I was lucky enough to make it to my first Farmers Market two weeks ago in Phillips. All I had was some Bull's Blood Beets and Amish Snap Peas -- not the best quality, but still edible (and I won't sell what I won't eat myself). I figured I had enough items to make the trip worth the gas. I also had some craft items I made. It was a lot of work, but I learned alot and got to meet some really nice people. I was very nervous and even made mistakes making change, but people were pretty friendly and understanding. Their attitude sure helped me calm down. I sold most of the beets and just about all the peas, and I even sold one crocheted jar bonnet. Everyone loved my display. And I noted that I made one sale because I sold heirloom varieties; I made another sale because I had recipes to go with the produce; and I made another sale because I am WIC and FMNP program authorized. The other vendors were very friendly -- I was really envious of their beautiful produce. I sure wish I had a well out in my field! Well, everything will come in time; one day I will have my well. The squash is starting to come in now that we've had a good rain and the wheat should be ready soon. My poor oats are shot. If it is nice tomorrow morning, I'll go out and check for more squash and see if I can start cutting wheat. I planted hard red spring wheat, variety Polk, seed purchased from Johnny's Seed in Maine. I am very pleased with how the wheat grew even with the horrid summer we've had. I will sell some of the wheat in unthreshed bundles. If I can sell just three bundles, that will make the trip to Phillips worth the gas. I hope to thresh enough wheat from the stand I planted to last the chickens for the winter. We'll see how it goes. The wheat will make very nice harvest decorations. I think I will get out my wheat weaving book and see if I can make something before market day to give people some crafting ideas.

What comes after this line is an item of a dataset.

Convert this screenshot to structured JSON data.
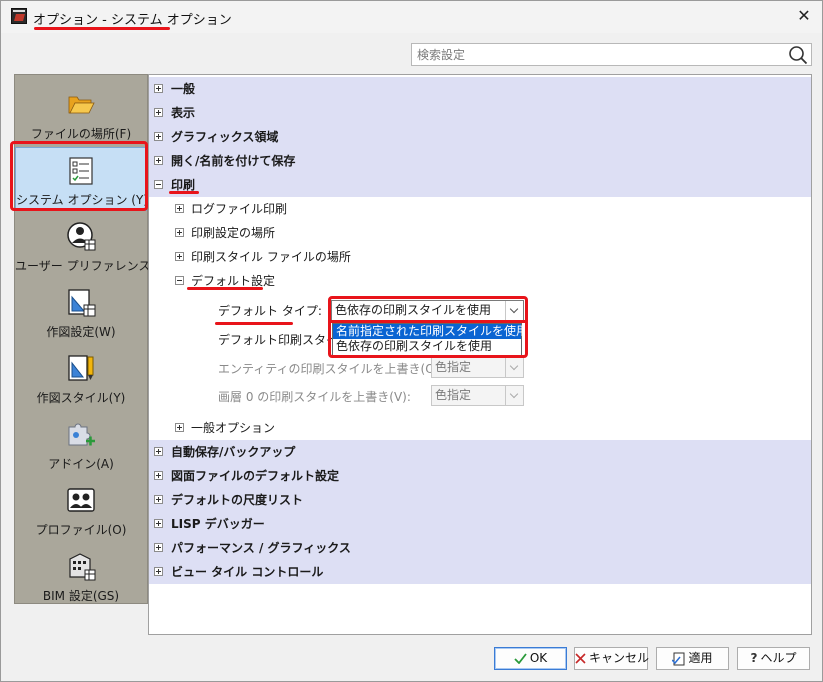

Tomorrow Lara and I plan to go to the Price Direct meeting at the Ag extension office. Lara is looking forward to going. There is supposed to be a guest speaker. It has been some time since Lara was out of the house and I am sure she is feeling cooped up. I need to make a beauty parlor appointment with Julie for the two of us to get our hair cut, too. Some times I feel so overwhelmed with everything I want to do and just can't seem to get done as fast as I'd like.
As far as the garden goes, I dug up all the beans that managed to sprout and transplanted them into the main veggie section. I then planted the short season sweet corn, Scarlet Runner Beans, okra and basil that I had started in flats the end of June. I consolidated the cucumbers and squash. Everything looks like it is growing well, especially with the rain we've had. It looks like a different garden! I am very happy with the pumpkin patch and can't wait to get some pumpkins. Tomorrow I will plant some fall St. Valery carrots, more Bull's Blood beets and just regular peas (I'm out of any more heirloom seed for this year). The Yellow Finn and German Butterball potatoes should be ready in about two weeks. And next week it is supposed to be cooler so I hope to finally get the high tunnel finished. When that is up I will plant some Forellynschluss and mesclun lettuce under it.

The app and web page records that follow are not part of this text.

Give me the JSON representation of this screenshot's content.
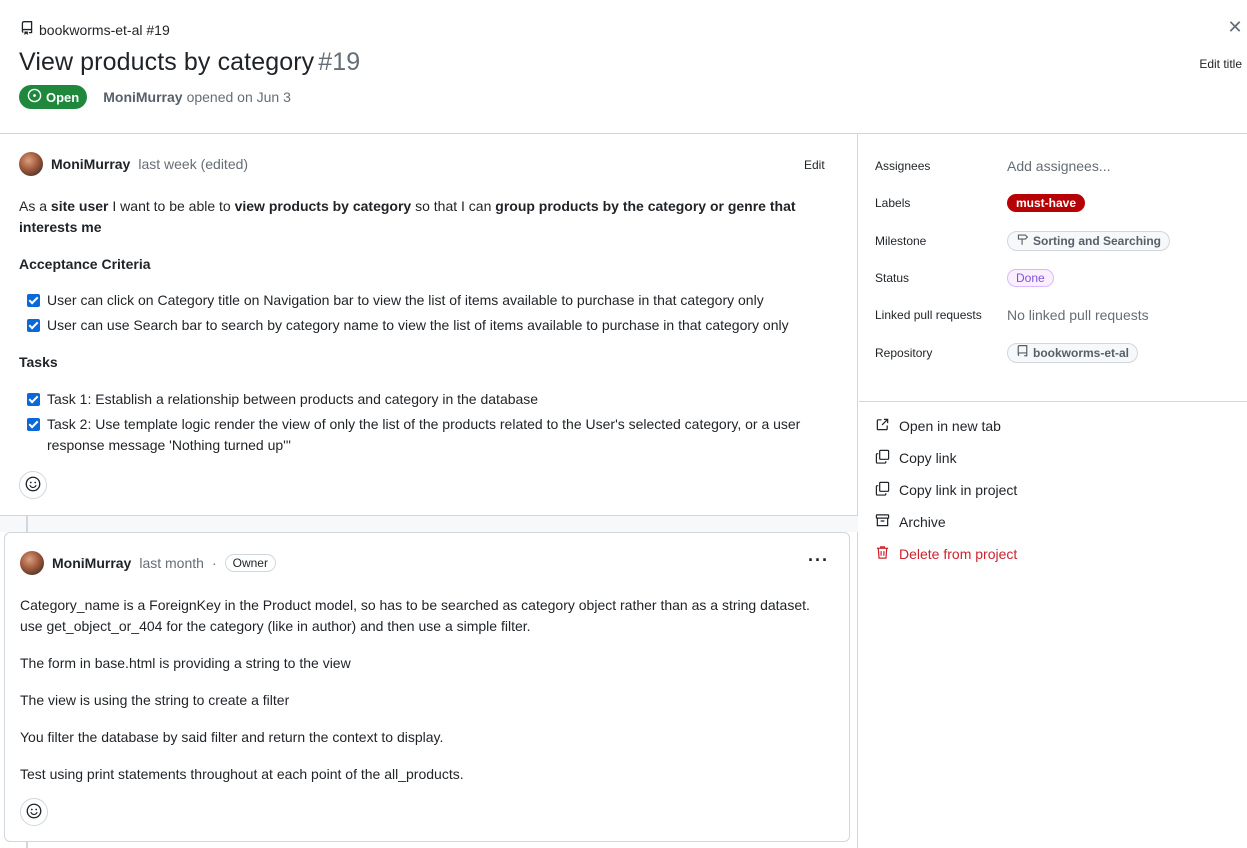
{
  "header": {
    "repo": "bookworms-et-al #19",
    "title": "View products by category",
    "number": "#19",
    "status": "Open",
    "author": "MoniMurray",
    "opened_text": "opened on Jun 3",
    "edit_title_label": "Edit title",
    "close_glyph": "✕"
  },
  "comment1": {
    "author": "MoniMurray",
    "time": "last week (edited)",
    "edit_label": "Edit",
    "body": {
      "p1_a": "As a ",
      "p1_b": "site user",
      "p1_c": " I want to be able to ",
      "p1_d": "view products by category",
      "p1_e": " so that I can ",
      "p1_f": "group products by the category or genre that interests me"
    },
    "acceptance_heading": "Acceptance Criteria",
    "acceptance": [
      "User can click on Category title on Navigation bar to view the list of items available to purchase in that category only",
      "User can use Search bar to search by category name to view the list of items available to purchase in that category only"
    ],
    "tasks_heading": "Tasks",
    "tasks": [
      "Task 1: Establish a relationship between products and category in the database",
      "Task 2: Use template logic render the view of only the list of the products related to the User's selected category, or a user response message 'Nothing turned up'\""
    ]
  },
  "comment2": {
    "author": "MoniMurray",
    "time": "last month",
    "separator": "·",
    "badge": "Owner",
    "more_glyph": "···",
    "paragraphs": [
      "Category_name is a ForeignKey in the Product model, so has to be searched as category object rather than as a string dataset. use get_object_or_404 for the category (like in author) and then use a simple filter.",
      "The form in base.html is providing a string to the view",
      "The view is using the string to create a filter",
      "You filter the database by said filter and return the context to display.",
      "Test using print statements throughout at each point of the all_products."
    ]
  },
  "sidebar": {
    "assignees_label": "Assignees",
    "assignees_value": "Add assignees...",
    "labels_label": "Labels",
    "labels_value": "must-have",
    "milestone_label": "Milestone",
    "milestone_value": "Sorting and Searching",
    "status_label": "Status",
    "status_value": "Done",
    "linked_label": "Linked pull requests",
    "linked_value": "No linked pull requests",
    "repository_label": "Repository",
    "repository_value": "bookworms-et-al",
    "actions": {
      "open_new_tab": "Open in new tab",
      "copy_link": "Copy link",
      "copy_link_project": "Copy link in project",
      "archive": "Archive",
      "delete": "Delete from project"
    }
  },
  "colors": {
    "open_green": "#1f883d",
    "label_red": "#b60205",
    "done_purple": "#8250df",
    "danger": "#cf222e",
    "checkbox_blue": "#0969da"
  }
}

After that it's finishing up with cutting the grass and digging up the dead orchard trees. Since it looks like I will have to move the fence because of the eminent domain action, I think I will move what is left of the orchard to the South end of the field. I am still thinking on this as to where I can put what. In any event, I plan to dig holes this fall for new trees to be planted next spring. Maybe I will line the South end fence border with elderberries. At least it will look pretty in the Spring! I will certainly hate to move the cherry trees though as I am not sure they will make the transplant, and I am very proud of my hardy little Fameuse apple tree, but that will need to be moved as well. I sure hope I don't have to move that asparagus bed. Getting that bed established was a lot of work and having to move it will mean a loss of two years work. Well, we'll see how things go.

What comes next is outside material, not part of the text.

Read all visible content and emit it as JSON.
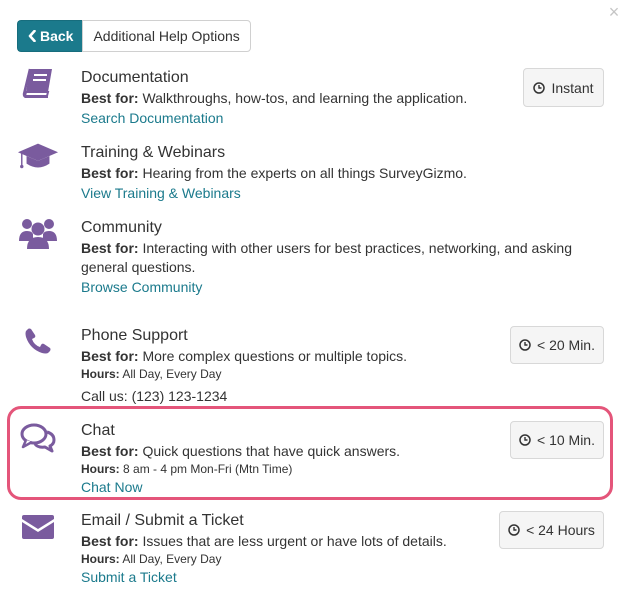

I see that it's getting late so I will leave off for now. Talk to to you soon!